But the celebration isn't the first reaction of those in our text. It is confusion and fear. In Matthew's version of the events, Mary Magdalene and Mary arrive at the tomb to tend it; an earthquake hits, an angel descends, a stone is rolled, and the tomb is empty. "He is not here," the angel tells them, "For he has been raised." And then he tells the two, the first witnesses to this miracle of resurrection, "Go quickly and tell the disciples."

As the energy of Palm Sunday fades into the drama and waiting of Maundy Thursday and Good Friday, so, too, this moment of confusion changes gears quickly into a time to be hurried. Rush off! Tell the disciples! Now is no time to be alone, or to keep this amazing experience to yourselves! Go get the others! Tell them what you have seen! Tell them that he is raised and will meet you soon!

And perhaps there is the nugget of truth for us in here. Wherever we might be in our own faith journey, whichever moment of Holy Week might resonate the strongest for us, and whenever that might be, there is a time to go through it with others. Yes, there is time to be alone; a time for solitude; but even then, it is solitude for the sake of being with our God, the one who is never absent from us, the one who knows the depths of despair in crucifixion and the heights of hope in resurrection.

That is what the rhythm of Holy Week brings us, the practice of being in this thing together, for better or worse, for good or for ill, in celebration and desperation.

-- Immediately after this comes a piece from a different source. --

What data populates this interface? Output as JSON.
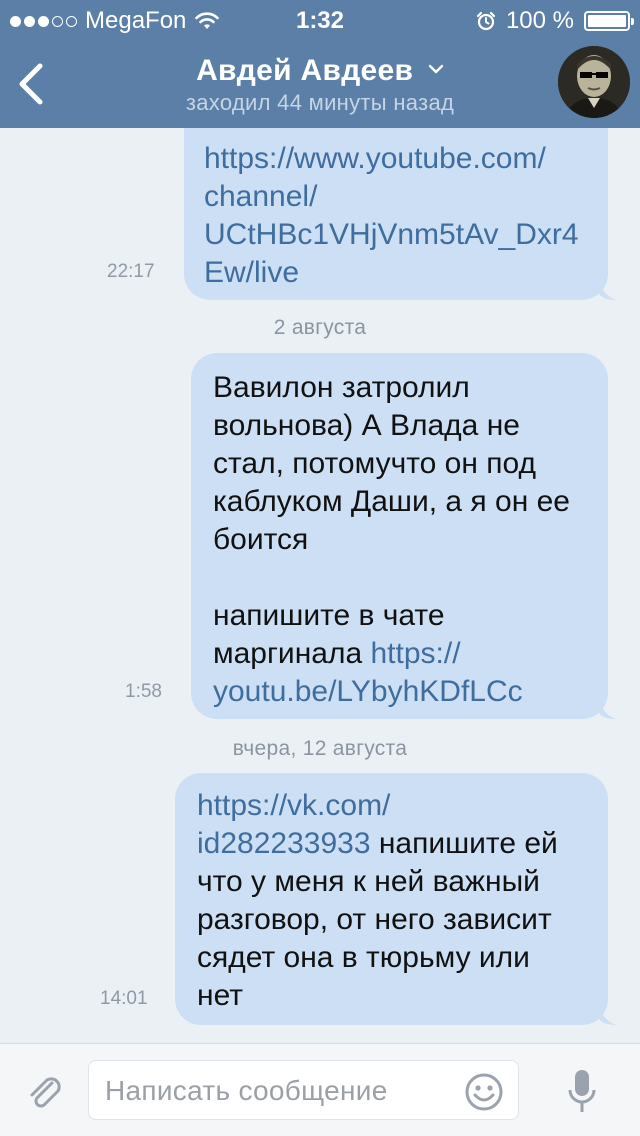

There is a practice in the Greek Orthodox church related to communion. the eucharist, the bread and cup, are consumed together. And as the priest prepares the chalice, he takes pieces of the bread and cuts them one by one, placing them into the chalice. First come pieces representing the patriarchs and matriarchs of the story of faith; then come pieces representing the prophets, the angels, the saints. And then come the prayers of the people, their joys and concerns, each offered up as a piece of bread dropped into a cup. And this mixture of bread and wine then becomes the common feast that they share, the body and blood of Christ brought into their own lives of celebration and desperation.

Friends, that is what we do at the table; we proclaim that we share one anothers burdens, and that we celebrate one another's triumphs. We are in this thing together, and we are in this thing with God at our side.

Wherever we might be on our journey, whatever day of Holy Week might hold our imagination at this moment, it is Easter Sunday which has the final word in our story. No matter how dark before us the way might be, hope still burns; even if only as dim as the breaking light of an early dawn, it will soon burn as bright as the noonday sun.

The Lord is risen; he is risen indeed. Let us not wait here in this place, staring at the open tomb; let us go quickly to share this news, this hope, this celebration with others, inviting them to this table, to our feast, that we might face this journey together.